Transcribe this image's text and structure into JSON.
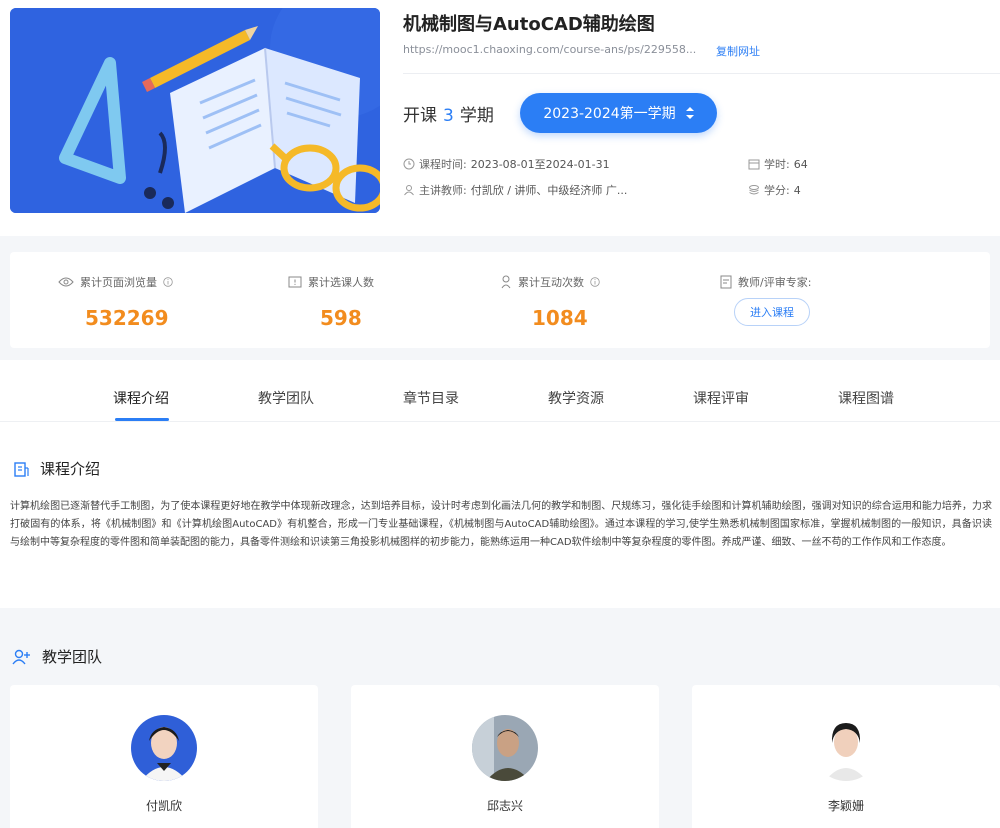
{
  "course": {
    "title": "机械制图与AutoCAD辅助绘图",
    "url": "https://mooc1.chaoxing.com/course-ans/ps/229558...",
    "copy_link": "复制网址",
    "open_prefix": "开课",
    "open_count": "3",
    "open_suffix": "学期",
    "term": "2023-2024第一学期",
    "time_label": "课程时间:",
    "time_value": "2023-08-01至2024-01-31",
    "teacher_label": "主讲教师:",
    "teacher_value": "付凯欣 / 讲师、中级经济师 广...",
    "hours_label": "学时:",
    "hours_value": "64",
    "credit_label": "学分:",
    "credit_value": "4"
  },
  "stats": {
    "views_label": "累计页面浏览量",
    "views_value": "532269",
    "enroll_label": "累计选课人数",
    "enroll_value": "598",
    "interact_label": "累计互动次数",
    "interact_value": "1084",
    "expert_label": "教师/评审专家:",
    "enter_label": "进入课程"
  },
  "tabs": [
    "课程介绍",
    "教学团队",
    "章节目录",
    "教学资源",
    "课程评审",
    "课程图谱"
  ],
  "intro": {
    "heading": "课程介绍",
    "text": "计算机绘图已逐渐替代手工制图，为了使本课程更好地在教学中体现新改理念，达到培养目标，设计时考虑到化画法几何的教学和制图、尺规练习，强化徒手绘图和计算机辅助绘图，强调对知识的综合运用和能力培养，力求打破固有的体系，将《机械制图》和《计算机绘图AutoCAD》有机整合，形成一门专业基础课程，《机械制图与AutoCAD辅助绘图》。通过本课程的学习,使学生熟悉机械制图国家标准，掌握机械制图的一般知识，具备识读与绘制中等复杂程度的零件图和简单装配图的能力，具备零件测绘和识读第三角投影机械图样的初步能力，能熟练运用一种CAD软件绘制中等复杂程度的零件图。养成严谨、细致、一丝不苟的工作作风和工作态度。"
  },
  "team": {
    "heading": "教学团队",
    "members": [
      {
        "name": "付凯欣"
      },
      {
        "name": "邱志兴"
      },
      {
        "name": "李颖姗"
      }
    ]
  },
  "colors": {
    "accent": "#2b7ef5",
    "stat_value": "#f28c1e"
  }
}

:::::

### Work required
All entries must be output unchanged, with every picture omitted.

### Result
Transcribe this image's text and structure into JSON.
{
  "course": {
    "title": "机械制图与AutoCAD辅助绘图",
    "url": "https://mooc1.chaoxing.com/course-ans/ps/229558...",
    "copy_link": "复制网址",
    "open_prefix": "开课",
    "open_count": "3",
    "open_suffix": "学期",
    "term": "2023-2024第一学期",
    "time_label": "课程时间:",
    "time_value": "2023-08-01至2024-01-31",
    "teacher_label": "主讲教师:",
    "teacher_value": "付凯欣 / 讲师、中级经济师 广...",
    "hours_label": "学时:",
    "hours_value": "64",
    "credit_label": "学分:",
    "credit_value": "4"
  },
  "stats": {
    "views_label": "累计页面浏览量",
    "views_value": "532269",
    "enroll_label": "累计选课人数",
    "enroll_value": "598",
    "interact_label": "累计互动次数",
    "interact_value": "1084",
    "expert_label": "教师/评审专家:",
    "enter_label": "进入课程"
  },
  "tabs": [
    "课程介绍",
    "教学团队",
    "章节目录",
    "教学资源",
    "课程评审",
    "课程图谱"
  ],
  "intro": {
    "heading": "课程介绍",
    "text": "计算机绘图已逐渐替代手工制图，为了使本课程更好地在教学中体现新改理念，达到培养目标，设计时考虑到化画法几何的教学和制图、尺规练习，强化徒手绘图和计算机辅助绘图，强调对知识的综合运用和能力培养，力求打破固有的体系，将《机械制图》和《计算机绘图AutoCAD》有机整合，形成一门专业基础课程，《机械制图与AutoCAD辅助绘图》。通过本课程的学习,使学生熟悉机械制图国家标准，掌握机械制图的一般知识，具备识读与绘制中等复杂程度的零件图和简单装配图的能力，具备零件测绘和识读第三角投影机械图样的初步能力，能熟练运用一种CAD软件绘制中等复杂程度的零件图。养成严谨、细致、一丝不苟的工作作风和工作态度。"
  },
  "team": {
    "heading": "教学团队",
    "members": [
      {
        "name": "付凯欣"
      },
      {
        "name": "邱志兴"
      },
      {
        "name": "李颖姗"
      }
    ]
  },
  "colors": {
    "accent": "#2b7ef5",
    "stat_value": "#f28c1e"
  }
}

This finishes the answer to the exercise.